Trump Exercises Less Communications Control Than Nixon

His ill-advised public remarks are not presidential by any standard.

President Richard Nixon faced scrutiny when tapes of private conversations became public during Watergate and the following decades. Nixon had previously been known for his stiff public demeanor and lawyerly style of debating and speech making. But even the 37th president’s detractors, who had called him shifty, were surprised by the profane, paranoid and bellicose remarks Nixon made in taped private conversations. Former Nixon aide David Gergen wrote on CNN’s website:

In my early days as a junior lieutenant, I mostly saw the bright side of Nixon ― the one who read books recommended to him by his early counselor, Pat Moynihan, and debated the virtues of World War I generals with Henry Kissinger. Only when I had more experience and he invited me in closer did he begin to reveal the rest of him ― the dark side.

In a 1973 conversation with Chief of Staff Alexander Haig regarding future judicial nominees, President Nixon stated, “No Jews. Is that clear? We’ve got enough Jews.”

In the same year, Nixon remarked in a taped conversation with advisor Chuck Colson that, “The Jews are just a very aggressive and abrasive and obnoxious personality.”

Regarding black individuals, Nixon said in a recorded conversation with counselor Anne Armstrong, “Do you know maybe one black country that’s well run?”

Despite his personal feelings and maneuverings behind the scenes, Nixon maintained a professional tone during press conferences. He spoke in measured, complete sentences. During his famous September 1960 debate with John F. Kennedy, Nixon was courteous. The Republican candidate stated:

The things that Senator Kennedy has said many of us can agree with. There is no question but that we cannot discuss our internal affairs in the United States without recognizing that they have a tremendous bearing on our international position.

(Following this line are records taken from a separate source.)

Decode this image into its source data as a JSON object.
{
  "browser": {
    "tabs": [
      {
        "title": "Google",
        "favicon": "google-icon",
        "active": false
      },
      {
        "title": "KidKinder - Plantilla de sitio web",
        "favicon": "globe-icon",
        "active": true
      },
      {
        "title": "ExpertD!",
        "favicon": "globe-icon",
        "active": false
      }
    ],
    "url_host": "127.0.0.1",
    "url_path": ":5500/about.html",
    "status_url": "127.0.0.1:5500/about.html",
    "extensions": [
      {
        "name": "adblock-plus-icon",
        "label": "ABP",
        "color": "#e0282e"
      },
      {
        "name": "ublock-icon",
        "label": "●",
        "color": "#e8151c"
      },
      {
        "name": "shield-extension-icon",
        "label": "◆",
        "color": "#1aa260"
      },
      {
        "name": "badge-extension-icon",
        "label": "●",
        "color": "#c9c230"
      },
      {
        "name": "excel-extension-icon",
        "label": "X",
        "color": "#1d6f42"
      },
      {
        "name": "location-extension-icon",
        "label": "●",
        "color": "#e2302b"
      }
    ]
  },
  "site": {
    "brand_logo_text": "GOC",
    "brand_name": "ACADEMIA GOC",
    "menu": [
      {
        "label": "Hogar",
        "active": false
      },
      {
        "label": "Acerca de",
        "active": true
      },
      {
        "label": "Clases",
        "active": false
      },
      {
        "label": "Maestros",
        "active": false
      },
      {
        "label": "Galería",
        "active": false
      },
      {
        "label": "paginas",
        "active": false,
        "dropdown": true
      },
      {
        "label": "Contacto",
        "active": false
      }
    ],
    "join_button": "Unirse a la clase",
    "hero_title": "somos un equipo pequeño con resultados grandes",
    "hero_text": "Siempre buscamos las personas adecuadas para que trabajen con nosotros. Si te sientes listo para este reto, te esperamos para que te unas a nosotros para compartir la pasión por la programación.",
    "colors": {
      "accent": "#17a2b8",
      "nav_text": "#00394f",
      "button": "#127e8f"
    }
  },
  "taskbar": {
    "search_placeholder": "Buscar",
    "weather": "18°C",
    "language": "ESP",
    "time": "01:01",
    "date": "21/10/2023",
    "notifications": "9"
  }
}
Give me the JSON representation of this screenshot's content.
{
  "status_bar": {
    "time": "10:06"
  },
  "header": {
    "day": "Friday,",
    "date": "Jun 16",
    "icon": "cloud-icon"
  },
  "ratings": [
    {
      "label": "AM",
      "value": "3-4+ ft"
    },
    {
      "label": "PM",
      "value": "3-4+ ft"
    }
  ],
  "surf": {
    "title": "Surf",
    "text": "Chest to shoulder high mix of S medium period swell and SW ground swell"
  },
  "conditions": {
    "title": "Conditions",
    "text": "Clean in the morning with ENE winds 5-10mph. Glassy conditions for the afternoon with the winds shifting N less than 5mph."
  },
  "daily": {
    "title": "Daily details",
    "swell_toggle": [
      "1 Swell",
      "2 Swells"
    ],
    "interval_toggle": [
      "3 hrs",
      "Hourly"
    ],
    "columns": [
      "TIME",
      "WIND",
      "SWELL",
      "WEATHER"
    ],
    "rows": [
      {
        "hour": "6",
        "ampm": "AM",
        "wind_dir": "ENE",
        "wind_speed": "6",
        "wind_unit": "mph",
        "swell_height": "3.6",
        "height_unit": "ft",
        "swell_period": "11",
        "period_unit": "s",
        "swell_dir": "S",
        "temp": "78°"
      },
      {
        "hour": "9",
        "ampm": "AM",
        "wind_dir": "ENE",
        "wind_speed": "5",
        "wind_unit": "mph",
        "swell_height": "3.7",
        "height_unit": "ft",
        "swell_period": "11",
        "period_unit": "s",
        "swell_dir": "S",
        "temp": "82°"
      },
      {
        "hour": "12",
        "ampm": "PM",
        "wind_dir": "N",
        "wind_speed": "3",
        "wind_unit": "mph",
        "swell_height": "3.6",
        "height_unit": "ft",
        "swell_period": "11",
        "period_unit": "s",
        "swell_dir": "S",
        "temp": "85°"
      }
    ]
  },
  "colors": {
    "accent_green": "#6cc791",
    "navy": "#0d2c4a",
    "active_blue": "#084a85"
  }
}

Nixon did let his emotions and distaste for the press slip when he stated in 1962, after a failed campaign, that the press “won’t have Dick Nixon to kick around any more.” But mostly, the man’s many deep neuroses remained hidden from the public. Richard Nixon’s mixed legacy does include accomplishments, including improved relations with China and dialogue (however tense) with the Soviet Union.

Now let us contrast the communications of President Nixon with those of President Trump. We do not know for certain what Donald Trump says in private because, with the exception of the Billy Bush tape, these conversations are not, to our knowledge, recorded. The public does, however, see President Trump’s tweets, press conferences, interviews, and speeches. Here are some of President Trump’s controversial quotes:

  • “I think there is blame on both sides,” said Trump in August 2017 regarding violence during a Charlottesville, VA event dominated by the KKK and Neo-Nazis.
  • “They’re bringing drugs. They’re bringing crime. They’re rapists. And some, I assume, are good people,” stated Donald Trump regarding Mexicans during his presidential announcement speech.
  • He’s a Mexican. We’re building a wall between here and Mexico. The answer is, he is giving us very unfair rulings,” President Trump said in April 2017 of federal judge Gonzalo Curiel, who was born in Indiana.
  • “North Korea best not make any more threats to the United States. They will be met with fire and fury like the world has never seen,” declared Trump in August 2017, further escalating geo-political tensions.

As his own words demonstrate, Donald J. Trump exercises little discipline or discretion in his public pronouncements. His ill-advised public remarks are not presidential by any standard.

Former Reagan aide Peggy Noonan wrote:

Presidential leadership involves being to some degree an institution man, upholding not only a presidency but a government, even its other branches. (Donald Trump) doesn’t understand this. In any case he doesn’t do it. It is all a personal drama.